8-Hurshidbek Normatov (10-0, 3)
The unbeaten Hurshidbek Normatov is a 28 year old Uzbek who hasn't had the attention many of his countrymen have had. Instead he's been quietly going about things and has notched noteworthy wins against Nicklaus Flaz, Walter Wright and Uriel Hernandez. There is still very much a "jury's out" feeling to Normatov, who clearly needs to be matched tougher than he has been, but there is real potential there and he has some freakish intangibles. Stood at 6'2" and fighting out of the southpaw stance he has two things that can make him a very awkward man to beat, though a lack of power may be a downfall when he steps up in class.
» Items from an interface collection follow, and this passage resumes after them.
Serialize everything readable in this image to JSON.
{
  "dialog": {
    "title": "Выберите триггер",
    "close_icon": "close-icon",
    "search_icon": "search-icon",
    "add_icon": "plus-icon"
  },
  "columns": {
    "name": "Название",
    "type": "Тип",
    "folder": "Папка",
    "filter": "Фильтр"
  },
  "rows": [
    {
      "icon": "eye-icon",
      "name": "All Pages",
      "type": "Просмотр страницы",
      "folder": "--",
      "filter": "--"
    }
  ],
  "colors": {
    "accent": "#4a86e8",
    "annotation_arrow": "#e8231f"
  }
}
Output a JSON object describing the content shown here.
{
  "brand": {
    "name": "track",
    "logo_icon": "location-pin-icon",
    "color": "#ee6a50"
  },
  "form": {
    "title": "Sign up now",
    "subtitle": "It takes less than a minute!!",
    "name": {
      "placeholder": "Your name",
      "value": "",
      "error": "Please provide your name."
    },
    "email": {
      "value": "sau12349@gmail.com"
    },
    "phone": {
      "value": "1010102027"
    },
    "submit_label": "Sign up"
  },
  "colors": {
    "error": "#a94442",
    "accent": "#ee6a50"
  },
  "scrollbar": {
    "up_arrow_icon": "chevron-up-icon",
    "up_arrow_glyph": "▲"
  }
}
9-Ainiwaer Yilixiati (17-1, 12)
Chinese warrior Ainiwaer Yilixiati is an interesting fighter who perhaps could be much higher up this list, if he and his team pushed better match making. The aggressive and fun to watch 27 year old looked exciting on his climb through the ranks, was much more competitive with Jayde Mitchell than the scorecards said in 2017, and has slowly moved on since that loss. Wins against Ryosuke Maruke and Betuel Ushona in 2019 seemed to suggest that there was progress with his career but we need to see that continue when boxing resumes in China later in the year. He's talented, young-ish at 27, but needs to be allowed to test himself.
10-Riku Kunimoto (4-0, 2)
The final place in these rankings was a hard one, with several names all in the running. We've gone with potential rather than anything else here, with Riku Kunimoto. The Japanese novice is just 23 but already looks like the countries next major Middleweight player. His first two bouts were relatively straight forward wins but last year he stopped Shoma Fukumoto in a big step up and is clearly a very capable youngster, able to make a mark. He was supposed to face Kazuto Takesako this year, though speculation is that that bout may end up slipping to 2021 due to the on going situation, and in reality that is probably a good thing for Kunimoto and his career.
On the bubble:
Abay Tolesh, Shinobu Charlie Hosokawa, Shuji Kato, Ulugbek Khakberdiev and Odiljon Aslonov
Thinking Out East
With this site being pretty successful so far we've decided to open up about our own views and start what could be considered effectively an editorial style opinion column dubbed "Thinking Out East" (T.O.E).